» WHAT THE TASK REQUIRES: Your answer must match the entries below word for word.

[RECORDS SHOWN]

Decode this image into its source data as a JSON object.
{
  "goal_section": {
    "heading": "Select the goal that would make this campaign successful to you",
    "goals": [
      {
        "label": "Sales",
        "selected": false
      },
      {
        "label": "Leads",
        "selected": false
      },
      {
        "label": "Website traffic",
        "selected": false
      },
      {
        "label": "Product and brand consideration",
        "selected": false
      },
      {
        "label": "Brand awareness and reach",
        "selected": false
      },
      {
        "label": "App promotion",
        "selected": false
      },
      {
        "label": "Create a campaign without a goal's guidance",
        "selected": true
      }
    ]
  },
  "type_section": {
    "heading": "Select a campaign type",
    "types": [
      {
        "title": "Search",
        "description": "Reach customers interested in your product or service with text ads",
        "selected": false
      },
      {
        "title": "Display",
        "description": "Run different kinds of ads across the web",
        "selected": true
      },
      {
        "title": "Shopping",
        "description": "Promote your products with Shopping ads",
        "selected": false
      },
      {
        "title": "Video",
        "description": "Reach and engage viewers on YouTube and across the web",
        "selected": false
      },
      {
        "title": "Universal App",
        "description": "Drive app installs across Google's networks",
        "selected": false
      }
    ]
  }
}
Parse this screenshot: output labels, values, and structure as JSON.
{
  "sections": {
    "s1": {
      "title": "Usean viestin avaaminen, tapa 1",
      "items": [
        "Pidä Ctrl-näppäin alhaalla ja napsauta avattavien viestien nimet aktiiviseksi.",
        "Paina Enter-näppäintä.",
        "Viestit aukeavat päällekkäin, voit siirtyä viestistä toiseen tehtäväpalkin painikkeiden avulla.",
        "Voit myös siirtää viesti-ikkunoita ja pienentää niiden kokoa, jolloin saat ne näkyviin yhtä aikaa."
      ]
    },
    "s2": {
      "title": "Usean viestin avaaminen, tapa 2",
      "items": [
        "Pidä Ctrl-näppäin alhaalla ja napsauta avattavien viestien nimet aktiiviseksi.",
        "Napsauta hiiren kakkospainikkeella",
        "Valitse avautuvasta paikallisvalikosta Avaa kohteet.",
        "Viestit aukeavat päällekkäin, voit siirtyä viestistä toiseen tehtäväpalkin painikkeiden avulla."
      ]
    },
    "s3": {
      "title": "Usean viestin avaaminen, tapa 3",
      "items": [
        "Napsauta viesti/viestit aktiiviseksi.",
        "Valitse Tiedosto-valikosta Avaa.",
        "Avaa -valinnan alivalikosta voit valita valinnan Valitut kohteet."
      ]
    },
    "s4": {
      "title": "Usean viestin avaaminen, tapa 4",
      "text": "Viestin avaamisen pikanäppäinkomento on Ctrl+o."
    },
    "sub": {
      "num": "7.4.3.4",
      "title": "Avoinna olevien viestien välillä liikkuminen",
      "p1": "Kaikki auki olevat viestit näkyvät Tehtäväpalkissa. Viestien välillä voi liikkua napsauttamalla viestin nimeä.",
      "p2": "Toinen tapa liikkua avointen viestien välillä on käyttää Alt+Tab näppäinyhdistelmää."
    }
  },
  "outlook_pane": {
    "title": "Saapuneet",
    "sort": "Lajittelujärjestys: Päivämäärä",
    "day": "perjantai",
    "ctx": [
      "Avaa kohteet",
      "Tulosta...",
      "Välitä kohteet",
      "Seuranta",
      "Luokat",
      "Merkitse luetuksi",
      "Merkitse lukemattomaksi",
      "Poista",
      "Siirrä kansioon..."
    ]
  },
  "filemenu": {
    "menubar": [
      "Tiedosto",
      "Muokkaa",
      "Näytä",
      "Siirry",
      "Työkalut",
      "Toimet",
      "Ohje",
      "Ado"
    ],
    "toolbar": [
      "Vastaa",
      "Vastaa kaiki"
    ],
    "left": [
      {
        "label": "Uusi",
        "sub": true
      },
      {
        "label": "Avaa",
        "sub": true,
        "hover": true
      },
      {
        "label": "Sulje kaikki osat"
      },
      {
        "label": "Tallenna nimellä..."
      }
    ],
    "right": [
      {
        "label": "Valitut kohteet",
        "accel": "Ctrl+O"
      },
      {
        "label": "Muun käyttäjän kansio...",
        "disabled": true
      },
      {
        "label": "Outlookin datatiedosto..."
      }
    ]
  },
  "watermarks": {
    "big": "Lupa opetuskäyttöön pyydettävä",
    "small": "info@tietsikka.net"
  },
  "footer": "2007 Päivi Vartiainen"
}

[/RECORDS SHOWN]

» RESULT OF THE EXERCISE:
Decode this image into its source data as a JSON object.
{
  "goal_section": {
    "heading": "Select the goal that would make this campaign successful to you",
    "goals": [
      {
        "label": "Sales",
        "selected": false
      },
      {
        "label": "Leads",
        "selected": false
      },
      {
        "label": "Website traffic",
        "selected": false
      },
      {
        "label": "Product and brand consideration",
        "selected": false
      },
      {
        "label": "Brand awareness and reach",
        "selected": false
      },
      {
        "label": "App promotion",
        "selected": false
      },
      {
        "label": "Create a campaign without a goal's guidance",
        "selected": true
      }
    ]
  },
  "type_section": {
    "heading": "Select a campaign type",
    "types": [
      {
        "title": "Search",
        "description": "Reach customers interested in your product or service with text ads",
        "selected": false
      },
      {
        "title": "Display",
        "description": "Run different kinds of ads across the web",
        "selected": true
      },
      {
        "title": "Shopping",
        "description": "Promote your products with Shopping ads",
        "selected": false
      },
      {
        "title": "Video",
        "description": "Reach and engage viewers on YouTube and across the web",
        "selected": false
      },
      {
        "title": "Universal App",
        "description": "Drive app installs across Google's networks",
        "selected": false
      }
    ]
  }
}
Parse this screenshot: output labels, values, and structure as JSON.
{
  "sections": {
    "s1": {
      "title": "Usean viestin avaaminen, tapa 1",
      "items": [
        "Pidä Ctrl-näppäin alhaalla ja napsauta avattavien viestien nimet aktiiviseksi.",
        "Paina Enter-näppäintä.",
        "Viestit aukeavat päällekkäin, voit siirtyä viestistä toiseen tehtäväpalkin painikkeiden avulla.",
        "Voit myös siirtää viesti-ikkunoita ja pienentää niiden kokoa, jolloin saat ne näkyviin yhtä aikaa."
      ]
    },
    "s2": {
      "title": "Usean viestin avaaminen, tapa 2",
      "items": [
        "Pidä Ctrl-näppäin alhaalla ja napsauta avattavien viestien nimet aktiiviseksi.",
        "Napsauta hiiren kakkospainikkeella",
        "Valitse avautuvasta paikallisvalikosta Avaa kohteet.",
        "Viestit aukeavat päällekkäin, voit siirtyä viestistä toiseen tehtäväpalkin painikkeiden avulla."
      ]
    },
    "s3": {
      "title": "Usean viestin avaaminen, tapa 3",
      "items": [
        "Napsauta viesti/viestit aktiiviseksi.",
        "Valitse Tiedosto-valikosta Avaa.",
        "Avaa -valinnan alivalikosta voit valita valinnan Valitut kohteet."
      ]
    },
    "s4": {
      "title": "Usean viestin avaaminen, tapa 4",
      "text": "Viestin avaamisen pikanäppäinkomento on Ctrl+o."
    },
    "sub": {
      "num": "7.4.3.4",
      "title": "Avoinna olevien viestien välillä liikkuminen",
      "p1": "Kaikki auki olevat viestit näkyvät Tehtäväpalkissa. Viestien välillä voi liikkua napsauttamalla viestin nimeä.",
      "p2": "Toinen tapa liikkua avointen viestien välillä on käyttää Alt+Tab näppäinyhdistelmää."
    }
  },
  "outlook_pane": {
    "title": "Saapuneet",
    "sort": "Lajittelujärjestys: Päivämäärä",
    "day": "perjantai",
    "ctx": [
      "Avaa kohteet",
      "Tulosta...",
      "Välitä kohteet",
      "Seuranta",
      "Luokat",
      "Merkitse luetuksi",
      "Merkitse lukemattomaksi",
      "Poista",
      "Siirrä kansioon..."
    ]
  },
  "filemenu": {
    "menubar": [
      "Tiedosto",
      "Muokkaa",
      "Näytä",
      "Siirry",
      "Työkalut",
      "Toimet",
      "Ohje",
      "Ado"
    ],
    "toolbar": [
      "Vastaa",
      "Vastaa kaiki"
    ],
    "left": [
      {
        "label": "Uusi",
        "sub": true
      },
      {
        "label": "Avaa",
        "sub": true,
        "hover": true
      },
      {
        "label": "Sulje kaikki osat"
      },
      {
        "label": "Tallenna nimellä..."
      }
    ],
    "right": [
      {
        "label": "Valitut kohteet",
        "accel": "Ctrl+O"
      },
      {
        "label": "Muun käyttäjän kansio...",
        "disabled": true
      },
      {
        "label": "Outlookin datatiedosto..."
      }
    ]
  },
  "watermarks": {
    "big": "Lupa opetuskäyttöön pyydettävä",
    "small": "info@tietsikka.net"
  },
  "footer": "2007 Päivi Vartiainen"
}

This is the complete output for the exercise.